But, according to Le Soir, reporting a few months after the agreement, Belgian managers ‘are not satisfied with the Italian miners, who for their part are not particularly happy with the working conditions’. Many workers only left Italy for want of alternatives and ‘their efficiency is usually much worse than that of prisoners of war’ who had worked in the same mines before them.
Ten years later, 262 miners – 137 of them Italians – died in a fire in the Bois-du-Cazier mine at Marcinelle. The date is one of the gloomiest in the history of Italian emigration. ‘Why do mine managers stubbornly refuse to give miners the right to check safety measures?’ asked Belgium’s Communist Party newspaper Le Drapeau Rouge in the aftermath of the tragedy.
Between 1861 and the beginning of the Great War, 1.5 million Italians went to Brazil to almost exclusively work as farmers. Living conditions were often very hard, but in 1925 A Federação, a daily newspaper of the Republican Party of Rio Grande do Sul, applauded Brazil’s ‘unmatched hospitality’ towards Italian and other migrants. ‘The colonists are satisfied. Migrants cultivate the land they own and build with their own hands a wealth they never would have achieved in their home countries.’

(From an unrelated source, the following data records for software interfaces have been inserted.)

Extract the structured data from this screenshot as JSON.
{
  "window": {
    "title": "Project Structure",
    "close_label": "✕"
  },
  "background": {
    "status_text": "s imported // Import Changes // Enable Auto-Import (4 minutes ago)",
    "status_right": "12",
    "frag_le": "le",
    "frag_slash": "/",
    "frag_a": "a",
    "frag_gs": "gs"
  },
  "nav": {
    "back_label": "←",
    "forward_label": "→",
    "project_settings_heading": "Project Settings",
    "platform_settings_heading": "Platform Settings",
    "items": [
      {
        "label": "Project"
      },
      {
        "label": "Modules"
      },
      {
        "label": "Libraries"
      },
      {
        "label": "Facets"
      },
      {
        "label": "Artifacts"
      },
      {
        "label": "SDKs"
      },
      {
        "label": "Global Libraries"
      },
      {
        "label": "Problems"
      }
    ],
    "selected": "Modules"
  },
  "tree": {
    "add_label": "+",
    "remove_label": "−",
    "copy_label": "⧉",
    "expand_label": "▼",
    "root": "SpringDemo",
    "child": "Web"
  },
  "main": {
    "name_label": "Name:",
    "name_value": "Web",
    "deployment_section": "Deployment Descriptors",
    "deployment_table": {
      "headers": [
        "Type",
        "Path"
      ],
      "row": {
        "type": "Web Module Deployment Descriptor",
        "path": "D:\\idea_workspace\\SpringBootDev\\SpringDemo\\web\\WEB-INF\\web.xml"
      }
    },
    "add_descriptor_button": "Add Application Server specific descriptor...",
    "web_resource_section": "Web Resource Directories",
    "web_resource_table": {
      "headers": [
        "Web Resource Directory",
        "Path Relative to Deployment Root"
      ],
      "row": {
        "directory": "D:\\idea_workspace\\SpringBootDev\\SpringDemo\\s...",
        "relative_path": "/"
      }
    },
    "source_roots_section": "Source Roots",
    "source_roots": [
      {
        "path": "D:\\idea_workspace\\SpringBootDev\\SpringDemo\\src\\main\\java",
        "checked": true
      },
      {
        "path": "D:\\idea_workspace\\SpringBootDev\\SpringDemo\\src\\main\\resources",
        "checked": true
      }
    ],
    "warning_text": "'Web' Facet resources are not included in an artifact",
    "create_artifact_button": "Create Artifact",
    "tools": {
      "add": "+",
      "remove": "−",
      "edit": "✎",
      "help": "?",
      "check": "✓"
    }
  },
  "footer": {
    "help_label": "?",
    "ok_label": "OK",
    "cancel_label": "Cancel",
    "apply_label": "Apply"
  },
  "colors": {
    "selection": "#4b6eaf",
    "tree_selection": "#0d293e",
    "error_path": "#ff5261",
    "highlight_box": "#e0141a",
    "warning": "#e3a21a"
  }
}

Every year on 21 February, Brazil celebrates the national day of the Italian migrant, which it has done since 2008. In 2020 Folha de Valinhos, a local newspaper from the state of São Paulo, recalled the sacrifices that Italian migrants once made and the changes they brought to the region’s agriculture and economy. For example, in 1901 Italian immigrant Lino Busatto introduced the fig to Valinhos, which is now recognized as a typical fruit of the area.
Of the 5.3 million Italians registered abroad in 2019, more than 760,000 live in Germany. In the 1950s and 1960s, Gastarbeiter were mostly Italians. In 1964 Der Spiegel wrote that ‘without the Gastarbeiter’s contribution, the economic success of West Germany would not have been possible’ but that most ‘feel more like inhabitants of a ghetto than guests’.
Some of that feeling persists several decades later. In 2008 Die Zeit asked why, of all schoolchildren with migrant backgrounds, Italians struggled the most at school. ‘The educational failure of young Italians is paradoxical and disproves some of the more simplistic theories about the causes of low educational attainment.’ Why do Italians struggle more than the children of Turkish immigrants, even though they are not subject to the same prejudices?
Many Italian children not only have difficulties with the German language but also are often only versed in the Italian dialect spoken at home. However, the main fault lies with the ‘selective character of the German school system,’ in which academic success depends on family background more than in any other industrialized country.
This article is part of the 4/2021 Eurozine review. Click here to subscribe to our weekly newsletter to get updates on reviews and our latest publishing.